Was there, Have pix

Venue: We arrived from the North Station Tee. The place was already packed. Frisbees were tossed across from balcony to balcony and up from floor. Somehow we made it stage edge standing room. Crowd seemed restless. Concert started a little late, I thought.

Spot: As an avid amateur photographer seeking snapshots of bands I liked, stationed myself to band's left, right in front of speaker cabinets, and took a dozen or so 35 mm slides. Unfortunately, the spotlights weren't good for color photography; was unable to stop the furious action on stage and all of them came blurry, burnt or washed out... still nice images I cherish.

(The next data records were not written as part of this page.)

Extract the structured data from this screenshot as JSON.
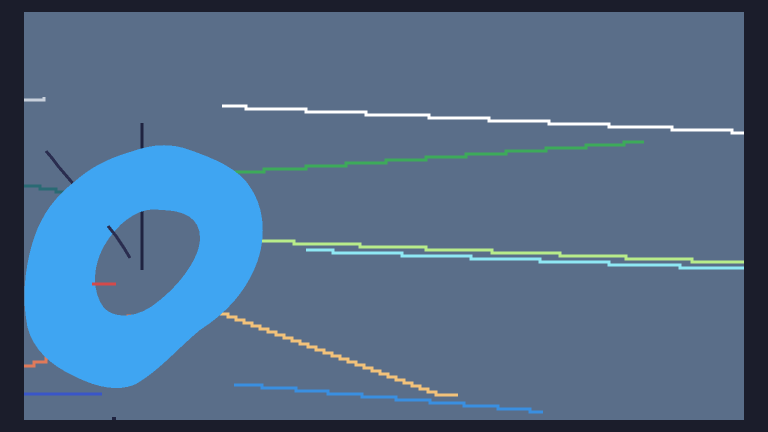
{
  "scene": {
    "background": "#5a6e89",
    "frame_color": "#1b1d2b",
    "ring_color": "#3fa5f2",
    "stroke_colors": {
      "white": "#ffffff",
      "green": "#3daa5a",
      "lime": "#b8ec8a",
      "cyan": "#8fe8f4",
      "orange": "#f2c27a",
      "blue": "#3a8fe0",
      "dark": "#1f2340",
      "navy": "#2a2d4f",
      "teal": "#2a6a74",
      "red": "#d44a4a",
      "salmon": "#e07a5a",
      "indigo": "#3a56c8",
      "gray": "#c8d0dc"
    }
  }
}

Had wished I had taken snaps 18 months earlier when I first saw Hendrix, which was why I was determined to get a few at other concerts; these were the days of manual Nikon F's and pushed film being state-of-the-arts, which is why faster b/w images of concerts are often seen.

Set List: Recollect that they played every song on the 1st and 2nd album, vinyl that I knew well, owned, and wore out. It was a long concert; surprised with a couple from the 3rd (white) album, which hadn't yet come out. Immigrant Song (which they opened with) and Since I've Been Loving You were especially thrilling renditions unmatched by studio recordings or since. They skipped Communication Breakdown, one of my favorites, so I was a bit disappointed... until they came out for an encore and did it in spectacular fashion. Shockingly, the break was a blur of fast fingered riffs. This fortified my opinion at the time that Page belonged among the guitar gods. Would take years for Rolling Stone to agree.

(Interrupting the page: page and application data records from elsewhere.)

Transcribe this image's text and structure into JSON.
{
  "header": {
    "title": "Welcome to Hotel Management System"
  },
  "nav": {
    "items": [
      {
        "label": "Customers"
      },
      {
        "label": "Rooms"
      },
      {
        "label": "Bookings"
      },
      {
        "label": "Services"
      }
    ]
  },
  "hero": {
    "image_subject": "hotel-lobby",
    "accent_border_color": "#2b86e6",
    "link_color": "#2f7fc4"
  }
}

Instruments: Page played a well worn blonde Fender telecaster for Album 1 songs and I believe a Gibson Les Paul for Album 2 and 3 songs. Bonham kept beat throughout with what seemed like baseball bats, except when he used his hands for a solo (might have been during A Whole Lotta Love). Crowd was silent and transfixed behind me at the band's virtuosity and vocals. Certainly among the best concerts I ever personally witnessed, and there have been many.

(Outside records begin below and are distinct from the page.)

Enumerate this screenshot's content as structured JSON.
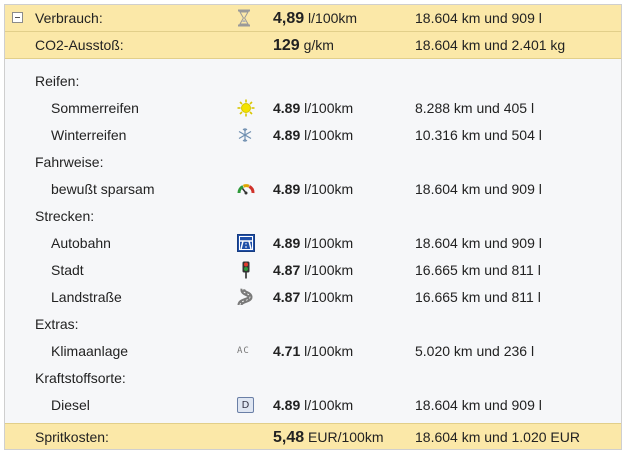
{
  "summary": {
    "consumption": {
      "label": "Verbrauch:",
      "value": "4,89",
      "unit": "l/100km",
      "distance": "18.604 km und 909 l"
    },
    "co2": {
      "label": "CO2-Ausstoß:",
      "value": "129",
      "unit": "g/km",
      "distance": "18.604 km und 2.401 kg"
    },
    "fuel_cost": {
      "label": "Spritkosten:",
      "value": "5,48",
      "unit": "EUR/100km",
      "distance": "18.604 km und 1.020 EUR"
    }
  },
  "categories": [
    {
      "label": "Reifen:",
      "items": [
        {
          "label": "Sommerreifen",
          "icon": "sun-icon",
          "value": "4.89",
          "unit": "l/100km",
          "distance": "8.288 km und 405 l"
        },
        {
          "label": "Winterreifen",
          "icon": "snowflake-icon",
          "value": "4.89",
          "unit": "l/100km",
          "distance": "10.316 km und 504 l"
        }
      ]
    },
    {
      "label": "Fahrweise:",
      "items": [
        {
          "label": "bewußt sparsam",
          "icon": "eco-gauge-icon",
          "value": "4.89",
          "unit": "l/100km",
          "distance": "18.604 km und 909 l"
        }
      ]
    },
    {
      "label": "Strecken:",
      "items": [
        {
          "label": "Autobahn",
          "icon": "highway-icon",
          "value": "4.89",
          "unit": "l/100km",
          "distance": "18.604 km und 909 l"
        },
        {
          "label": "Stadt",
          "icon": "traffic-light-icon",
          "value": "4.87",
          "unit": "l/100km",
          "distance": "16.665 km und 811 l"
        },
        {
          "label": "Landstraße",
          "icon": "winding-road-icon",
          "value": "4.87",
          "unit": "l/100km",
          "distance": "16.665 km und 811 l"
        }
      ]
    },
    {
      "label": "Extras:",
      "items": [
        {
          "label": "Klimaanlage",
          "icon": "ac-icon",
          "icon_text": "AC",
          "value": "4.71",
          "unit": "l/100km",
          "distance": "5.020 km und 236 l"
        }
      ]
    },
    {
      "label": "Kraftstoffsorte:",
      "items": [
        {
          "label": "Diesel",
          "icon": "diesel-icon",
          "icon_text": "D",
          "value": "4.89",
          "unit": "l/100km",
          "distance": "18.604 km und 909 l"
        }
      ]
    }
  ],
  "colors": {
    "highlight_row": "#fbe8a8",
    "panel_background": "#f6f7f9",
    "border": "#cfcfcf"
  }
}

Aftermath: Loud? Legendary! Ears rang for a day; don't seem to have any permanent hearing loss, however. Seems like such a long time ago.